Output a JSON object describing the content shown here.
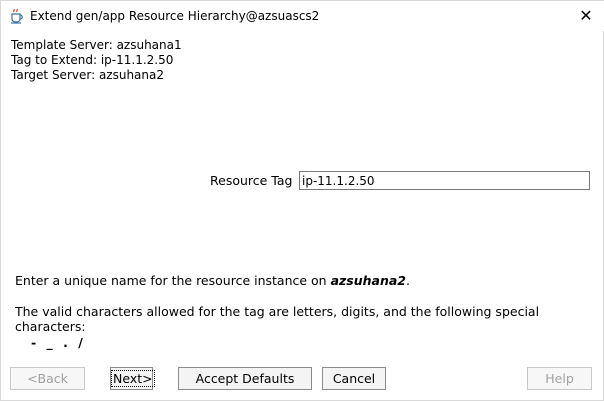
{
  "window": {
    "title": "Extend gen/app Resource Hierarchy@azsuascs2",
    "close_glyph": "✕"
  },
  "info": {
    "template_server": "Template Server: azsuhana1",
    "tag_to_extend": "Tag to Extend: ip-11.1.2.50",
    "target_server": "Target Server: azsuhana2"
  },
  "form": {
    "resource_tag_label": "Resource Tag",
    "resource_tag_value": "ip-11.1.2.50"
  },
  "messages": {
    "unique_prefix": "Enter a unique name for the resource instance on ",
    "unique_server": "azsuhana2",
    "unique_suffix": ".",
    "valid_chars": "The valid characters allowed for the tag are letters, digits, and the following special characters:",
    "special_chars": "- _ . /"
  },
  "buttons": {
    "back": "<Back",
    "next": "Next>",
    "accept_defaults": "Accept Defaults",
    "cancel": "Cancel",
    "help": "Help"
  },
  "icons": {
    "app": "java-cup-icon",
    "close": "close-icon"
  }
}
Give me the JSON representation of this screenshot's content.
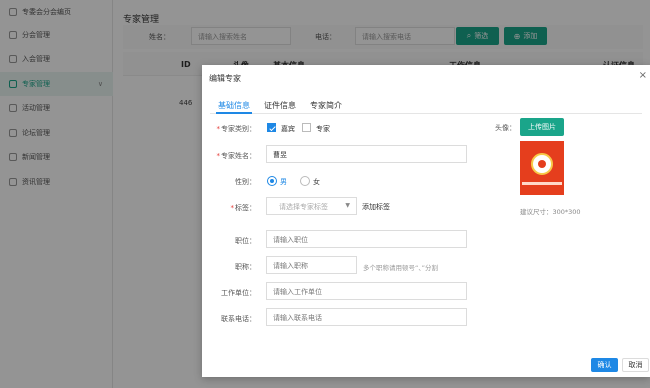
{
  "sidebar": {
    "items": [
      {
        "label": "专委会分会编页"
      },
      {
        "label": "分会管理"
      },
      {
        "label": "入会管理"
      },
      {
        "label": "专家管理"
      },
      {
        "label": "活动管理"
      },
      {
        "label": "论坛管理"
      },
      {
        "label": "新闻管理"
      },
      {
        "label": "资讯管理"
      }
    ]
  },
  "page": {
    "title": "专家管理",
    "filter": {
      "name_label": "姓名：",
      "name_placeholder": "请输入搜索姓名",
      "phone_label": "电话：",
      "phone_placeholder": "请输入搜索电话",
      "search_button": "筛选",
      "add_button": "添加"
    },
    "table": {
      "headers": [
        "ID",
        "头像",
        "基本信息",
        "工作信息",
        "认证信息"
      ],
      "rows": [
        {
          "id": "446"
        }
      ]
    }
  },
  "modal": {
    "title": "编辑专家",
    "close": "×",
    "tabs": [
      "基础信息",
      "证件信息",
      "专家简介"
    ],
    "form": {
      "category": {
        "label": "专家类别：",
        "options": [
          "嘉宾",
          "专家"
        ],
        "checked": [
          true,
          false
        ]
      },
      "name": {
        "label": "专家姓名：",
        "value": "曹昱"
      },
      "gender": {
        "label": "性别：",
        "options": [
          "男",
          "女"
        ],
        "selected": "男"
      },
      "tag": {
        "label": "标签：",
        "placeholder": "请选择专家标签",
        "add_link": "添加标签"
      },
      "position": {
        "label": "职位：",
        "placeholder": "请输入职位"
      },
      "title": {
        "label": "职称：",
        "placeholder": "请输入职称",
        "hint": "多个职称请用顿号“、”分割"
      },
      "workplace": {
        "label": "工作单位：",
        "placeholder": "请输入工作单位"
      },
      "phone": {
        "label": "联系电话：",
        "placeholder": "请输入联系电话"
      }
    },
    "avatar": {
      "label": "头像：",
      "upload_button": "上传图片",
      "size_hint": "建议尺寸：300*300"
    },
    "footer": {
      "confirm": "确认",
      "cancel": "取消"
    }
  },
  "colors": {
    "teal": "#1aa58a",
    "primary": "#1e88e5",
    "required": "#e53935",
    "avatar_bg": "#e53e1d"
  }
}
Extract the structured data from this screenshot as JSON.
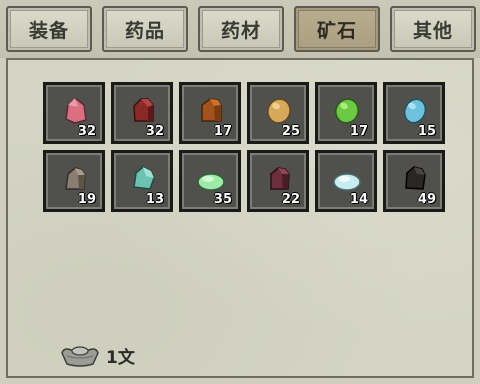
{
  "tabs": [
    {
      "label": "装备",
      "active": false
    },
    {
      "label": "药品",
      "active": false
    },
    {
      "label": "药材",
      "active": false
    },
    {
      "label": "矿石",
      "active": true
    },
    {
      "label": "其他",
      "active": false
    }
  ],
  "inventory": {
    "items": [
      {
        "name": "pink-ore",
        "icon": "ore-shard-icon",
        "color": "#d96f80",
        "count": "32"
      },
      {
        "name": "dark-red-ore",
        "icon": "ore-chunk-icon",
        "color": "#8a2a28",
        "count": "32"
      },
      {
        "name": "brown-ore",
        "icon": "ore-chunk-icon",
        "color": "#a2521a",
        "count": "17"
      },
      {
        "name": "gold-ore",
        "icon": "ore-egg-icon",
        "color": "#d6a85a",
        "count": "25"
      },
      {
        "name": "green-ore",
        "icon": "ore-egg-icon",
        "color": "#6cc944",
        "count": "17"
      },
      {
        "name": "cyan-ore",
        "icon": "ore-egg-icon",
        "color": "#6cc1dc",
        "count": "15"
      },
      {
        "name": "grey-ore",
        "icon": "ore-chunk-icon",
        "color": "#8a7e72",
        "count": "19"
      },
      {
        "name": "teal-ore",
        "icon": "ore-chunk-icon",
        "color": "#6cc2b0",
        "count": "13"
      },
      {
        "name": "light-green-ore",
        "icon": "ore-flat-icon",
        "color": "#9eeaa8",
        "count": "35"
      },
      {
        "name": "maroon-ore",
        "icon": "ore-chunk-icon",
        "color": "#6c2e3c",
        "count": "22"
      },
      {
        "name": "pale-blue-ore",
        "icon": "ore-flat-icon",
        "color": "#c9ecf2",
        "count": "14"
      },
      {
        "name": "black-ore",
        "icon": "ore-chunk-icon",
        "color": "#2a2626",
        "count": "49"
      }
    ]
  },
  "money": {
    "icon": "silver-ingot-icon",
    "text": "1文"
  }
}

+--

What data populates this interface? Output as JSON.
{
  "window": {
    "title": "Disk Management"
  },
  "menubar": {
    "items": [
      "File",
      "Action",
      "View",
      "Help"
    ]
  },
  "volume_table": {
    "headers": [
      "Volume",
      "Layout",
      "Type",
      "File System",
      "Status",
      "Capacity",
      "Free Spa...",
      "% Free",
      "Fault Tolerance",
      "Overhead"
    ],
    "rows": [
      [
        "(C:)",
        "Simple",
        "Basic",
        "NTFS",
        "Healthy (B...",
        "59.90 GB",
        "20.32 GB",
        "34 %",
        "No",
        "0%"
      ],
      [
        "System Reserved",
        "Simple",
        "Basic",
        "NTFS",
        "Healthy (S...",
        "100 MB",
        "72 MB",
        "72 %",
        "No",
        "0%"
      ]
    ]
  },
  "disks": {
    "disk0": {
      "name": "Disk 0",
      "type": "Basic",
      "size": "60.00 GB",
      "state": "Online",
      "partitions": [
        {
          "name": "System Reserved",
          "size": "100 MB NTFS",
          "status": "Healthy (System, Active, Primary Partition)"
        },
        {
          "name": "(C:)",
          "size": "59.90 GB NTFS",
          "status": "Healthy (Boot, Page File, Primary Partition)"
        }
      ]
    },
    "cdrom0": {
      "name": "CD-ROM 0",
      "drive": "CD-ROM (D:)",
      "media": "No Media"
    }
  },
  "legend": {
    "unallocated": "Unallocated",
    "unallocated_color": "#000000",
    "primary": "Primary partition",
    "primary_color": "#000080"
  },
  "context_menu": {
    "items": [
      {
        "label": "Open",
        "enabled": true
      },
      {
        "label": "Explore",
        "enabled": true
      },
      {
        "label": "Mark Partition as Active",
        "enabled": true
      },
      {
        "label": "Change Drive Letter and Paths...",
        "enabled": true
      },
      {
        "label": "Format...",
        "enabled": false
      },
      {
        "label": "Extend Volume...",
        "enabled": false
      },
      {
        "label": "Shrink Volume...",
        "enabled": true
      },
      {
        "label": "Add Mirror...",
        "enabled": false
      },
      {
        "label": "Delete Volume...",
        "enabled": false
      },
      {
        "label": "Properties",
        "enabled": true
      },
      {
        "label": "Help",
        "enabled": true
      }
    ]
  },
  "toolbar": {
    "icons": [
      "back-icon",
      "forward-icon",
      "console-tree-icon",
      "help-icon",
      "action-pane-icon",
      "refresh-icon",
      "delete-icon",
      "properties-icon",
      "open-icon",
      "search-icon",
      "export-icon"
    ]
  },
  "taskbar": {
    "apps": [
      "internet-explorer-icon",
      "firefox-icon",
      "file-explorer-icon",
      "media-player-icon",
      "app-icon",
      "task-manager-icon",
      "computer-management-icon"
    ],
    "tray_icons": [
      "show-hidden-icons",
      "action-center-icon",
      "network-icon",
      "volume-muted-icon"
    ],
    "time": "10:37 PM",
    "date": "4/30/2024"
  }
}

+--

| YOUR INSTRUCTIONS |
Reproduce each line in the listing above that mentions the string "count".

| ANSWER BOX |
        "count": "32"
        "count": "32"
        "count": "17"
        "count": "25"
        "count": "17"
        "count": "15"
        "count": "19"
        "count": "13"
        "count": "35"
        "count": "22"
        "count": "14"
        "count": "49"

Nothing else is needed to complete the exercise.